The most important thing when choosing a home standby generator is to make sure that the unit is adequately sized and produces enough electricity to power all the things you think you may need during a blackout. You’ll also need to decide whether you want your generator to run on natural gas or propane. Natural gas is typically the better option, unless you live in a rural area where your home doesn’t have natural gas, as it will be cheaper, and you won’t have to worry about the propane tank running low if your generator has to stay on for a long time.
Choosing the correctly sized generator can be complicated, and you should always have an electrician calculate your home’s energy needs. Most standby generators feature an electronic controller that enables you to prioritize certain appliances or circuits, and you can also simply program it so that some circuits are shut off and don’t receive any power. This means you don’t need the generator to be large enough to power everything in your home at the same time. Nonetheless, it is important that the generator isn’t too small or else it may easily become overloaded, which will cause it to automatically shut off.
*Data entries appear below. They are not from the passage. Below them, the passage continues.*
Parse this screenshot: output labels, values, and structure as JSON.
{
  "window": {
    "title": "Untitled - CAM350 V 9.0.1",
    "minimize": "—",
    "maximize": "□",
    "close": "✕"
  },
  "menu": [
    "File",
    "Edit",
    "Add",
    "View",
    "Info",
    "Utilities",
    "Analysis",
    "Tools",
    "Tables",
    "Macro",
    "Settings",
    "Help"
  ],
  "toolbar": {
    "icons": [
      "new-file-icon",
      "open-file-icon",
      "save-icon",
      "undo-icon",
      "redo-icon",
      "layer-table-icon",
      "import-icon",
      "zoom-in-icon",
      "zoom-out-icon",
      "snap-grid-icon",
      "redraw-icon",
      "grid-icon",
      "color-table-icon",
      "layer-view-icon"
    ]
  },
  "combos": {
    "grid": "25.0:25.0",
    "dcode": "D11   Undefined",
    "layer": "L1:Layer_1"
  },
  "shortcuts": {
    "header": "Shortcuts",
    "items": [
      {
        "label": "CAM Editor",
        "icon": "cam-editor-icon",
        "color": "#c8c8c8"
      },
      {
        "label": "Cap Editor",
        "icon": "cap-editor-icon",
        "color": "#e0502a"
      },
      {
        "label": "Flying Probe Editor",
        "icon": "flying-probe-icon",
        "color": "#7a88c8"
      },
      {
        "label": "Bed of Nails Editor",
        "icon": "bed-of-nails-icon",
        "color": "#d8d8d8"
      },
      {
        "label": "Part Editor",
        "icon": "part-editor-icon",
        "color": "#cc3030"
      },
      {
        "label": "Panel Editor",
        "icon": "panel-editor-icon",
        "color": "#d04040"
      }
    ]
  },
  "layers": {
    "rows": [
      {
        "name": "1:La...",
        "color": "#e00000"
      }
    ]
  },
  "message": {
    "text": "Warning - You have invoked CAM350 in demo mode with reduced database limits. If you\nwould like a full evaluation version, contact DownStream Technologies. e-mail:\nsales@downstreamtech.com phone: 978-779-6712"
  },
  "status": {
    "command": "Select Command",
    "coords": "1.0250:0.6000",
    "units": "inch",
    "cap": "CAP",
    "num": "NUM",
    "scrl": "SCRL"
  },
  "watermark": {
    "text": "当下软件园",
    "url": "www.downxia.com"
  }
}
In homes with central air conditioning, the size and energy efficiency of the AC unit will be the starting point when determining how powerful the generator needs to be. This is because an AC unit typically draws far more power than anything else in a home, and the electricity required for an air conditioning system to start is typically two to three times greater than the power draw when the system is up and running. If the generator isn’t powerful enough, your AC will either overload it or force the controller to take away power from almost everything else in the home whenever your AC needs to turn on.
Let the Professionals Handle Everything
Childers Air Plumbing & Electric is the top choice if you’re looking for standby generators in the Beckley area, and we install both whole-home residential generators and commercial standby generators. When you choose us, you can rest assured that we’ll take the time to help you decide which generator is best and then professionally handle the installation and testing process from start to finish.
With more than 60 years of experience, we’re ready to take care of all of your home’s electrical, heating, air conditioning and plumbing needs. Contact us today if you have any questions about our generator services or to schedule a consultation to find out which generator is the best choice for your home or business.